----- Task data -----

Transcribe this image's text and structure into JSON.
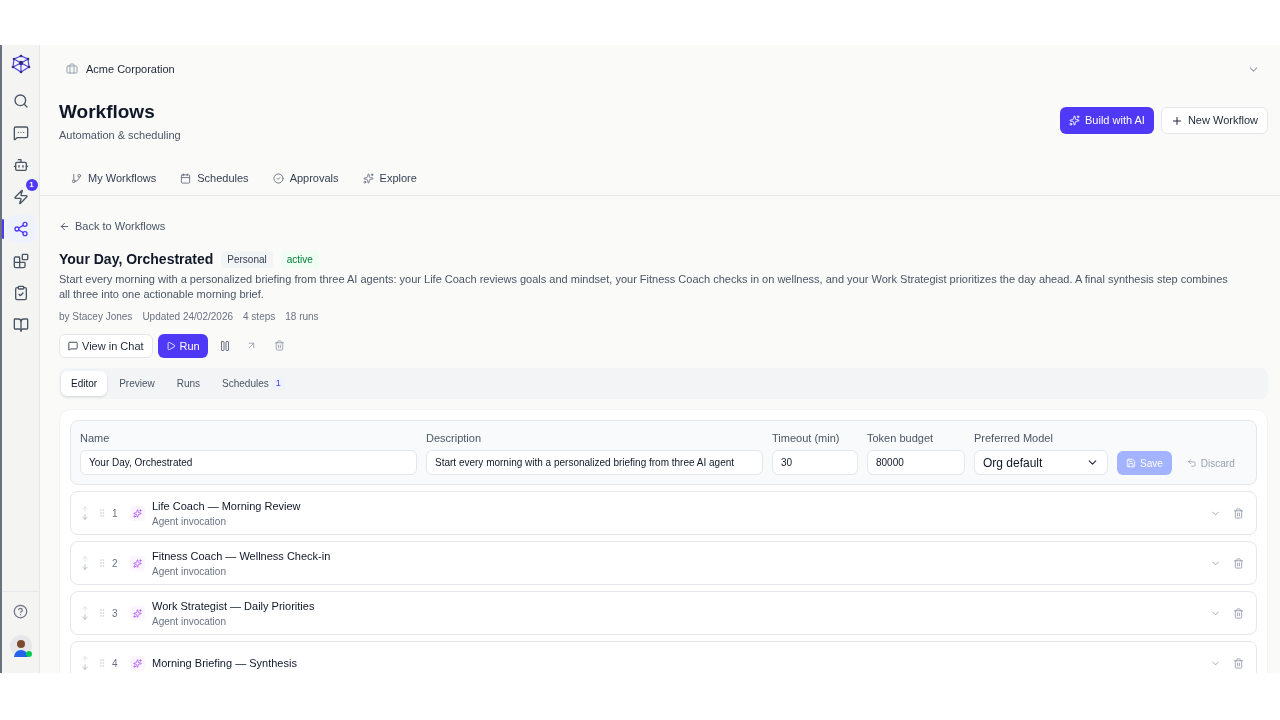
{
  "sidebar": {
    "items": [
      {
        "selected": false
      },
      {
        "selected": false
      },
      {
        "selected": false
      },
      {
        "selected": false,
        "badge": "1"
      },
      {
        "selected": true
      },
      {
        "selected": false
      },
      {
        "selected": false
      },
      {
        "selected": false
      }
    ]
  },
  "org": {
    "name": "Acme Corporation"
  },
  "header": {
    "title": "Workflows",
    "subtitle": "Automation & scheduling",
    "buttons": [
      {
        "label": "Build with AI",
        "kind": "primary"
      },
      {
        "label": "New Workflow",
        "kind": "secondary"
      }
    ]
  },
  "nav_tabs": [
    {
      "label": "My Workflows",
      "selected": false
    },
    {
      "label": "Schedules",
      "selected": false
    },
    {
      "label": "Approvals",
      "selected": false
    },
    {
      "label": "Explore",
      "selected": false
    }
  ],
  "back_link": "Back to Workflows",
  "workflow": {
    "title": "Your Day, Orchestrated",
    "tags": [
      {
        "label": "Personal",
        "kind": "scope"
      },
      {
        "label": "active",
        "kind": "status"
      }
    ],
    "description": "Start every morning with a personalized briefing from three AI agents: your Life Coach reviews goals and mindset, your Fitness Coach checks in on wellness, and your Work Strategist prioritizes the day ahead. A final synthesis step combines all three into one actionable morning brief.",
    "meta": [
      "by Stacey Jones",
      "Updated 24/02/2026",
      "4 steps",
      "18 runs"
    ],
    "actions": [
      {
        "label": "View in Chat",
        "kind": "secondary"
      },
      {
        "label": "Run",
        "kind": "primary"
      }
    ]
  },
  "editor_tabs": [
    {
      "label": "Editor",
      "selected": true
    },
    {
      "label": "Preview",
      "selected": false
    },
    {
      "label": "Runs",
      "selected": false
    },
    {
      "label": "Schedules",
      "selected": false,
      "count": "1"
    }
  ],
  "form": {
    "name": {
      "label": "Name",
      "value": "Your Day, Orchestrated"
    },
    "description": {
      "label": "Description",
      "value": "Start every morning with a personalized briefing from three AI agent"
    },
    "timeout": {
      "label": "Timeout (min)",
      "value": "30"
    },
    "token_budget": {
      "label": "Token budget",
      "value": "80000"
    },
    "model": {
      "label": "Preferred Model",
      "value": "Org default"
    },
    "save": {
      "label": "Save",
      "disabled": true
    },
    "discard": {
      "label": "Discard",
      "disabled": true
    }
  },
  "steps": [
    {
      "number": "1",
      "title": "Life Coach — Morning Review",
      "subtitle": "Agent invocation"
    },
    {
      "number": "2",
      "title": "Fitness Coach — Wellness Check-in",
      "subtitle": "Agent invocation"
    },
    {
      "number": "3",
      "title": "Work Strategist — Daily Priorities",
      "subtitle": "Agent invocation"
    },
    {
      "number": "4",
      "title": "Morning Briefing — Synthesis"
    }
  ]
}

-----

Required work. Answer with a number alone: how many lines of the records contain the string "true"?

Solution. 4